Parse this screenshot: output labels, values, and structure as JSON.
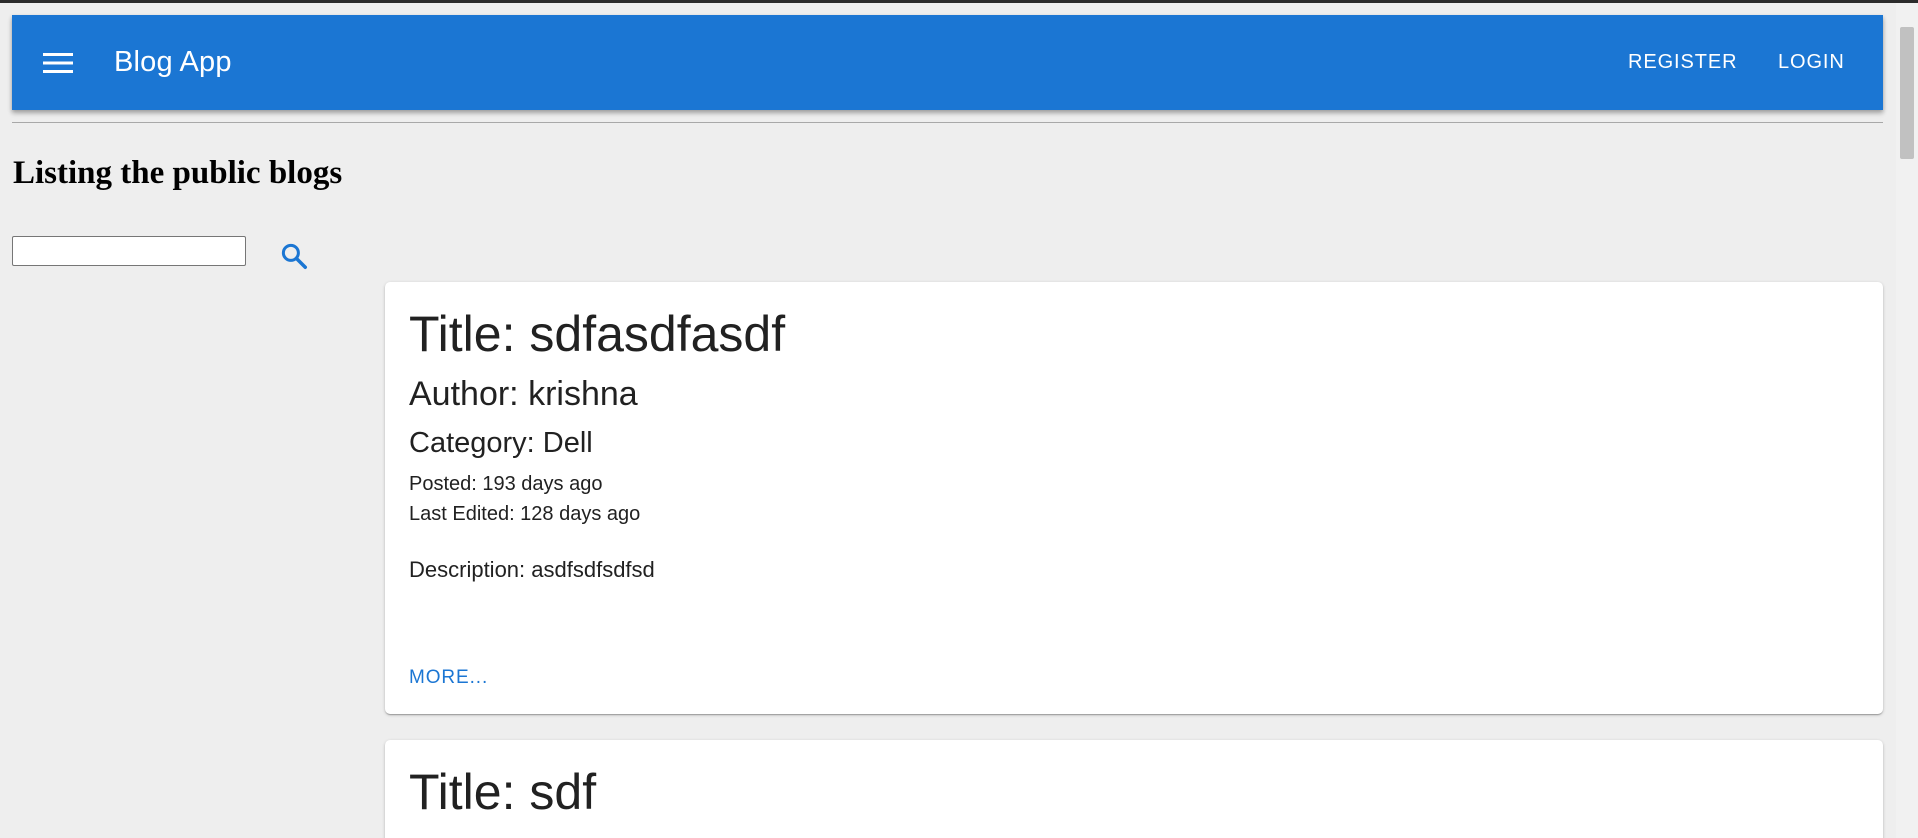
{
  "appbar": {
    "title": "Blog App",
    "menu_icon": "hamburger-menu-icon",
    "register_label": "REGISTER",
    "login_label": "LOGIN",
    "color": "#1b76d3"
  },
  "page": {
    "heading": "Listing the public blogs"
  },
  "search": {
    "value": "",
    "placeholder": "",
    "icon": "search-icon"
  },
  "blogs": [
    {
      "title": "Title: sdfasdfasdf",
      "author": "Author: krishna",
      "category": "Category: Dell",
      "posted": "Posted: 193 days ago",
      "edited": "Last Edited: 128 days ago",
      "description": "Description: asdfsdfsdfsd",
      "more_label": "MORE..."
    },
    {
      "title": "Title: sdf"
    }
  ]
}
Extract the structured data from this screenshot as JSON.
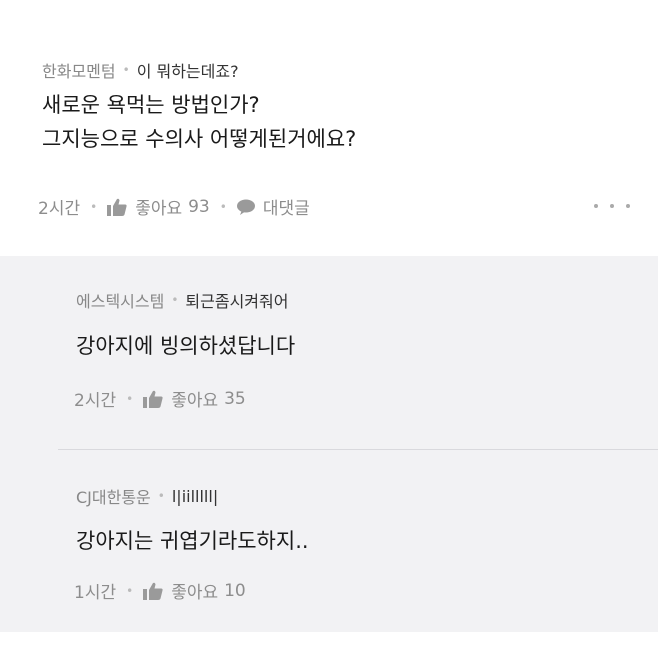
{
  "main_comment": {
    "author": "한화모멘텀",
    "user_id": "이 뭐하는데죠?",
    "lines": [
      "새로운 욕먹는 방법인가?",
      "그지능으로 수의사 어떻게된거에요?"
    ],
    "time": "2시간",
    "like_label": "좋아요",
    "like_count": "93",
    "reply_label": "대댓글"
  },
  "replies": [
    {
      "author": "에스텍시스템",
      "user_id": "퇴근좀시켜줘어",
      "text": "강아지에 빙의하셨답니다",
      "time": "2시간",
      "like_label": "좋아요",
      "like_count": "35"
    },
    {
      "author": "CJ대한통운",
      "user_id": "l|iilllll|",
      "text": "강아지는 귀엽기라도하지..",
      "time": "1시간",
      "like_label": "좋아요",
      "like_count": "10"
    }
  ],
  "icons": {
    "like": "thumbs-up-icon",
    "reply": "speech-bubble-icon",
    "more": "more-dots-icon"
  },
  "colors": {
    "reply_background": "#f2f2f4",
    "meta_text": "#888888",
    "body_text": "#1a1a1a"
  }
}
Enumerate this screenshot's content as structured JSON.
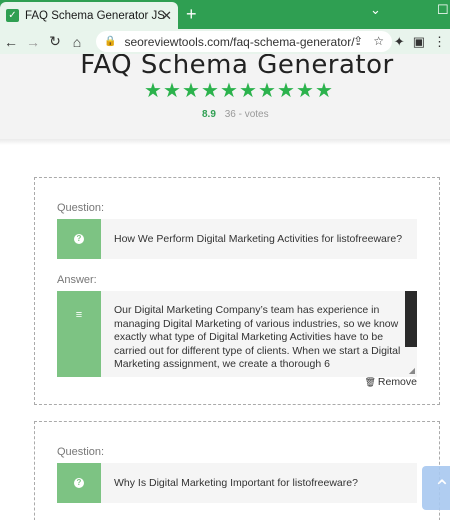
{
  "browser": {
    "tab_title": "FAQ Schema Generator JSON-LD",
    "tab_close": "✕",
    "new_tab": "+",
    "url": "seoreviewtools.com/faq-schema-generator/",
    "icons": [
      "back-icon",
      "forward-icon",
      "reload-icon",
      "home-icon",
      "lock-icon",
      "share-icon",
      "bookmark-star-icon",
      "extensions-icon",
      "sidebar-icon",
      "menu-icon"
    ]
  },
  "page": {
    "title": "FAQ Schema Generator",
    "rating_score": "8.9",
    "rating_votes": "36 - votes",
    "stars_count": 10,
    "accent_color": "#2bb24c"
  },
  "faq": [
    {
      "question_label": "Question:",
      "question": "How We Perform Digital Marketing Activities for listofreeware?",
      "answer_label": "Answer:",
      "answer": "Our Digital Marketing Company’s team has experience in managing Digital Marketing of various industries, so we know exactly what type of Digital Marketing Activities have to be carried out for different type of clients. When we start a Digital Marketing assignment, we create a thorough 6",
      "remove_label": "Remove"
    },
    {
      "question_label": "Question:",
      "question": "Why Is Digital Marketing Important for listofreeware?"
    }
  ]
}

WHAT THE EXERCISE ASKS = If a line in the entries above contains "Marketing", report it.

RESPONSE AREA =
      "question": "How We Perform Digital Marketing Activities for listofreeware?",
      "answer": "Our Digital Marketing Company’s team has experience in managing Digital Marketing of various industries, so we know exactly what type of Digital Marketing Activities have to be carried out for different type of clients. When we start a Digital Marketing assignment, we create a thorough 6",
      "question": "Why Is Digital Marketing Important for listofreeware?"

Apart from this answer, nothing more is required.